▶ WORK INSTRUCTION
Scan the entries below for the string "dest" and copy every line where it turns up.

(EXCERPTED DATA Opens)

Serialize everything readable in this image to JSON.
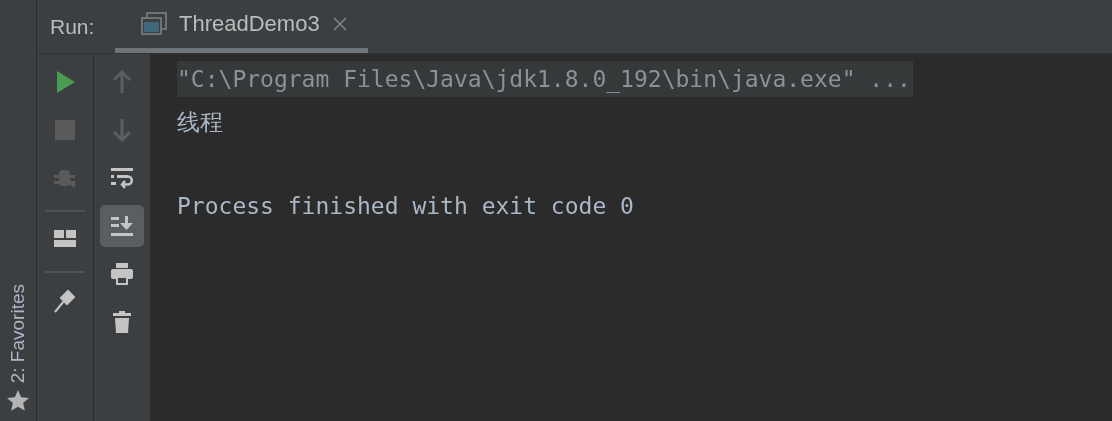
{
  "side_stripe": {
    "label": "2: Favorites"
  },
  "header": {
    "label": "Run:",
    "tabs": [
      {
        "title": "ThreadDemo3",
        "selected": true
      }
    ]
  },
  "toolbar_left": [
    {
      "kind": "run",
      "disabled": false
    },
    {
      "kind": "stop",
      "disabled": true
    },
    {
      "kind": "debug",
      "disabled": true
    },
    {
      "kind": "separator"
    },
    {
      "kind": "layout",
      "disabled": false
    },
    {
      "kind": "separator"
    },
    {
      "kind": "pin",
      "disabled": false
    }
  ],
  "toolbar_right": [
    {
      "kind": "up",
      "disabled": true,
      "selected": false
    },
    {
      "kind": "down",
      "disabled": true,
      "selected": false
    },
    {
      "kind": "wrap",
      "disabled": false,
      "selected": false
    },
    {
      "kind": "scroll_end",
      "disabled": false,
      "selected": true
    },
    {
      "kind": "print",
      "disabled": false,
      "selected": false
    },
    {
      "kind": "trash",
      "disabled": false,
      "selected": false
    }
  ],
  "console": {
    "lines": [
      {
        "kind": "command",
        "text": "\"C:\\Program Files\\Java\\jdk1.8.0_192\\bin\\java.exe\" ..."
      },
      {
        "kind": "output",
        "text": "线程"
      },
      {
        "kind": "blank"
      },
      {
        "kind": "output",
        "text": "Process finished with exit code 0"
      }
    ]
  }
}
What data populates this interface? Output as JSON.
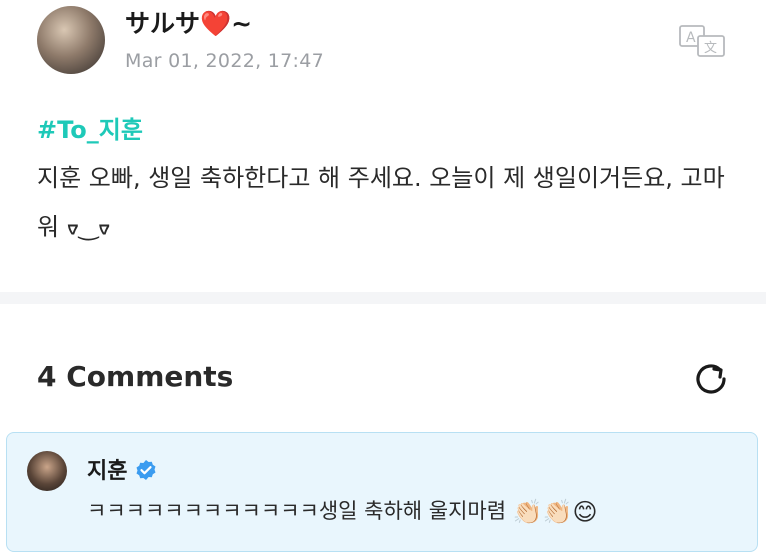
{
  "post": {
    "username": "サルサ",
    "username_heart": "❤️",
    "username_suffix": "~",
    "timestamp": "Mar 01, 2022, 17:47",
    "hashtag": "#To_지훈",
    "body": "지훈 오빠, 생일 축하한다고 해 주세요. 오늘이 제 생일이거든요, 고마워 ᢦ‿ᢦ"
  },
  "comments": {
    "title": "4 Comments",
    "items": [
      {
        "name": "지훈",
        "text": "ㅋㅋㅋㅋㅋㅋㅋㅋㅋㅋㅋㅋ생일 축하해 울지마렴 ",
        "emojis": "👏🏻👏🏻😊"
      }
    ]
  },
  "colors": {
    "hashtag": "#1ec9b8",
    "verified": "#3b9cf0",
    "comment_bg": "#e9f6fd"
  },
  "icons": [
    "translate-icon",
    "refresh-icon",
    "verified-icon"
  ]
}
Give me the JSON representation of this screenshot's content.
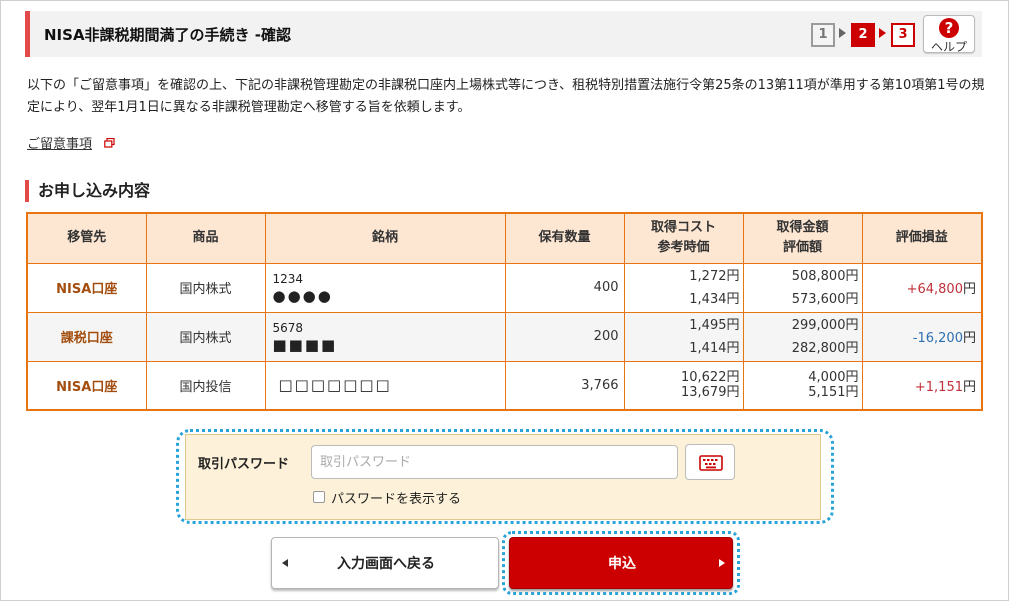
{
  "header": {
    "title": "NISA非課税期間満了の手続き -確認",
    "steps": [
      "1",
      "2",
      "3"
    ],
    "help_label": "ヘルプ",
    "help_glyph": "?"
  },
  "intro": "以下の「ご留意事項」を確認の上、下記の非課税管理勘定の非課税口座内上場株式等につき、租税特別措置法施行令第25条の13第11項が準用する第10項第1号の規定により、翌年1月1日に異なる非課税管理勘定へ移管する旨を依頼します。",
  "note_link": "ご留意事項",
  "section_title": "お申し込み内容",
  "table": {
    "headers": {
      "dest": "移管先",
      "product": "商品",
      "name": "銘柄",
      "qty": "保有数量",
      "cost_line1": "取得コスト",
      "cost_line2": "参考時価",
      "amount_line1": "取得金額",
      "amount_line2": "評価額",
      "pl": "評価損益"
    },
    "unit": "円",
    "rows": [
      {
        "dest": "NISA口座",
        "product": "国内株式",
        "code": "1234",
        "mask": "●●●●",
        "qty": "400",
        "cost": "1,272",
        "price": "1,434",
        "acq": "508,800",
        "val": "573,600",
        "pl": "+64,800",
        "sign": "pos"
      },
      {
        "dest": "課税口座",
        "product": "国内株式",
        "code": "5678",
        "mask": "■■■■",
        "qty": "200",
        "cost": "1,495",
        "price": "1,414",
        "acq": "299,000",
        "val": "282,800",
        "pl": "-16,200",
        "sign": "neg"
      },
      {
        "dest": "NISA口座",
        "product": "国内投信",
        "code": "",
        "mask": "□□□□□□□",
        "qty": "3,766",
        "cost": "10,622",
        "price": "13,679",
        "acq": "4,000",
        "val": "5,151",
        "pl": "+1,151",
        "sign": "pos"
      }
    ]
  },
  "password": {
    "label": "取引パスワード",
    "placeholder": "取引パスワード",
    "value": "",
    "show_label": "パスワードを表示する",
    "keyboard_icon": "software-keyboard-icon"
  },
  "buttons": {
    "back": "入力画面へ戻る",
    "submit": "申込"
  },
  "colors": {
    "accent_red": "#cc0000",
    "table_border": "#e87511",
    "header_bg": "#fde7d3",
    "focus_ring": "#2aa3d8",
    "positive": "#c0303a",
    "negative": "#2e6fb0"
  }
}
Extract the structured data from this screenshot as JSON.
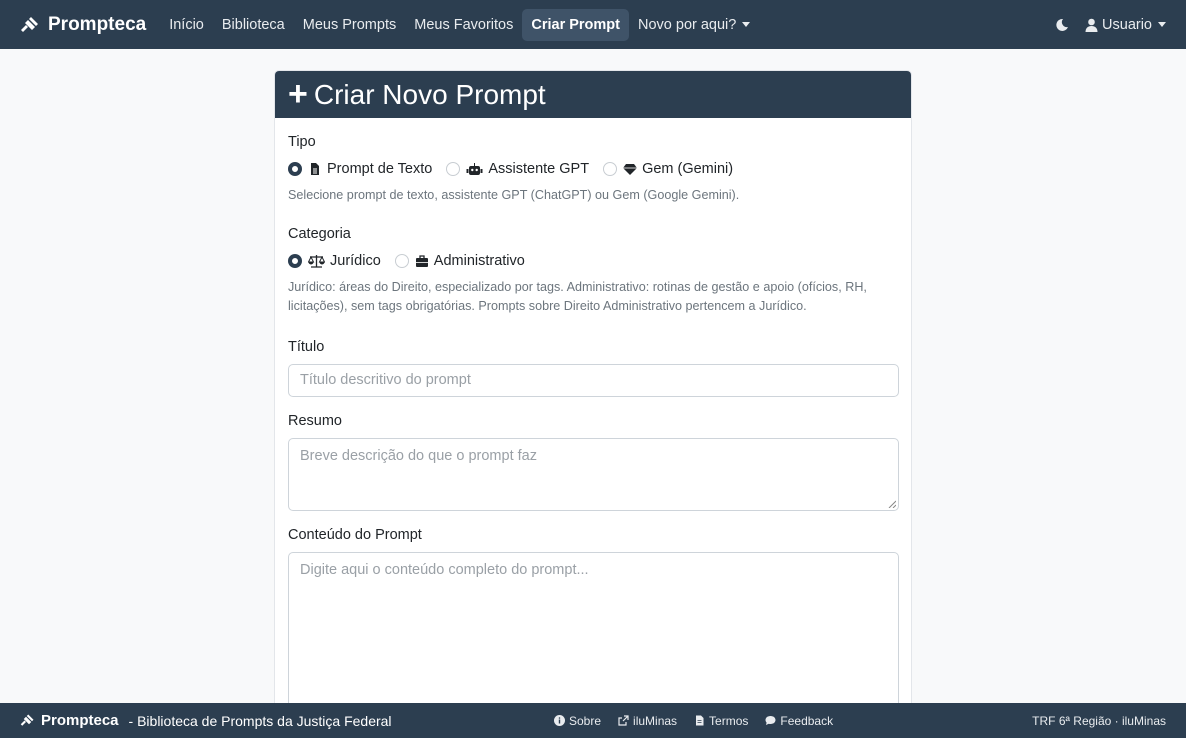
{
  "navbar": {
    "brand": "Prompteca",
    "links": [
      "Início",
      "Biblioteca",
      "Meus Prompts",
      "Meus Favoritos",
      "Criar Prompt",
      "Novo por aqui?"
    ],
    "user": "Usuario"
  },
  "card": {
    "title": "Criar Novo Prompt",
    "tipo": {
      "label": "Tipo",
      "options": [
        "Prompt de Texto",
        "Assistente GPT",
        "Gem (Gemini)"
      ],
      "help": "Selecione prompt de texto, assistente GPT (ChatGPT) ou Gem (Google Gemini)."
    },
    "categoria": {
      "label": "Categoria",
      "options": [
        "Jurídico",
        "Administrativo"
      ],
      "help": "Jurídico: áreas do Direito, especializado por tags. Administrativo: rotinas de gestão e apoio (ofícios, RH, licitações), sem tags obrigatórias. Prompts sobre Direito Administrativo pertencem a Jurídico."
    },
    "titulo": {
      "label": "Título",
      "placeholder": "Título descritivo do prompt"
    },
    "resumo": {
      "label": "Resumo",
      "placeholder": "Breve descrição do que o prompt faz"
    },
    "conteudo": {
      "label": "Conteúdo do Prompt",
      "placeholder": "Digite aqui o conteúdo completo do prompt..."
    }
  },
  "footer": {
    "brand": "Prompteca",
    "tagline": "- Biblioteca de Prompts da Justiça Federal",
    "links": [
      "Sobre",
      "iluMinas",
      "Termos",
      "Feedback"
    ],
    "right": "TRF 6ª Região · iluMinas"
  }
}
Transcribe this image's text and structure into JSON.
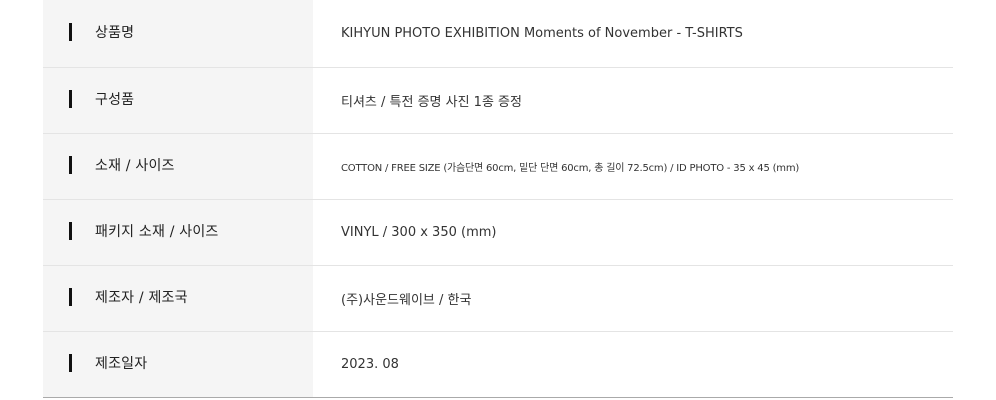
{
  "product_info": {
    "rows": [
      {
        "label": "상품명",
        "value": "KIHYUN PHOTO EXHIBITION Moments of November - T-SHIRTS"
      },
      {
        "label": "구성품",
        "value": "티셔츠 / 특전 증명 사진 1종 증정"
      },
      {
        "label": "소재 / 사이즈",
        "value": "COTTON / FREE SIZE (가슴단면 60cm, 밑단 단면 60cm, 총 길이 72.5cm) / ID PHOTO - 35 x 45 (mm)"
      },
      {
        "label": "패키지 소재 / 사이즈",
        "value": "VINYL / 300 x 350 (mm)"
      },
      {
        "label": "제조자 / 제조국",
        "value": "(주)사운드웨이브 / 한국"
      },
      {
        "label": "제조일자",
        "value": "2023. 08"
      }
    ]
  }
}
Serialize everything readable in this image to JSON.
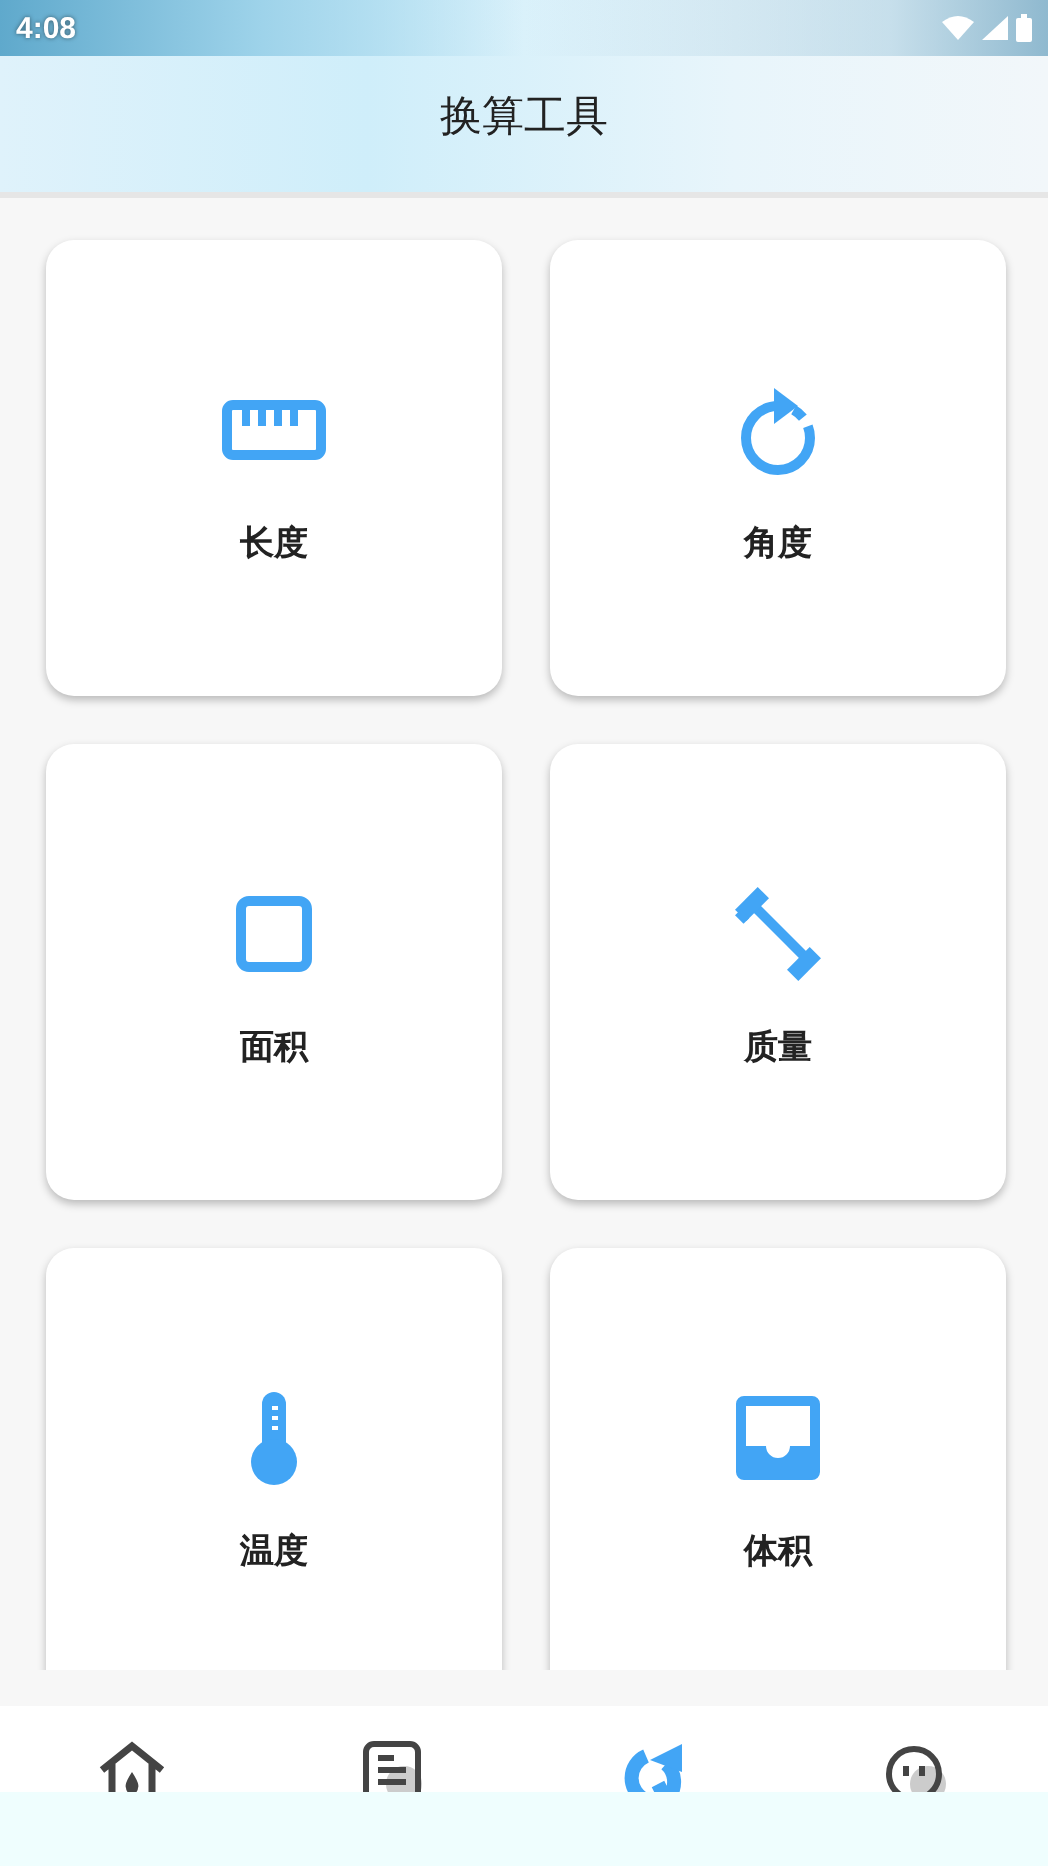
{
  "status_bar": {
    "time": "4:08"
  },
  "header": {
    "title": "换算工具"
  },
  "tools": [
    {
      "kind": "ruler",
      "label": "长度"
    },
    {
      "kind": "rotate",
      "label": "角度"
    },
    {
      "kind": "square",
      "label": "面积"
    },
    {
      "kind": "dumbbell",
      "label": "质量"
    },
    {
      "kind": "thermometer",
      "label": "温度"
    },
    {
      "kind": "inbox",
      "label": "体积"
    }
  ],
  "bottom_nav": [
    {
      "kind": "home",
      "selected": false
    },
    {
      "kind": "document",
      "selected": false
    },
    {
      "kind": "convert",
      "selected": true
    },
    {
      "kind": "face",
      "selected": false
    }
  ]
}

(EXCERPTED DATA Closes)

▶ ANSWER BOX
      "dest": "移管先",
        "dest": "NISA口座",
        "dest": "課税口座",
        "dest": "NISA口座",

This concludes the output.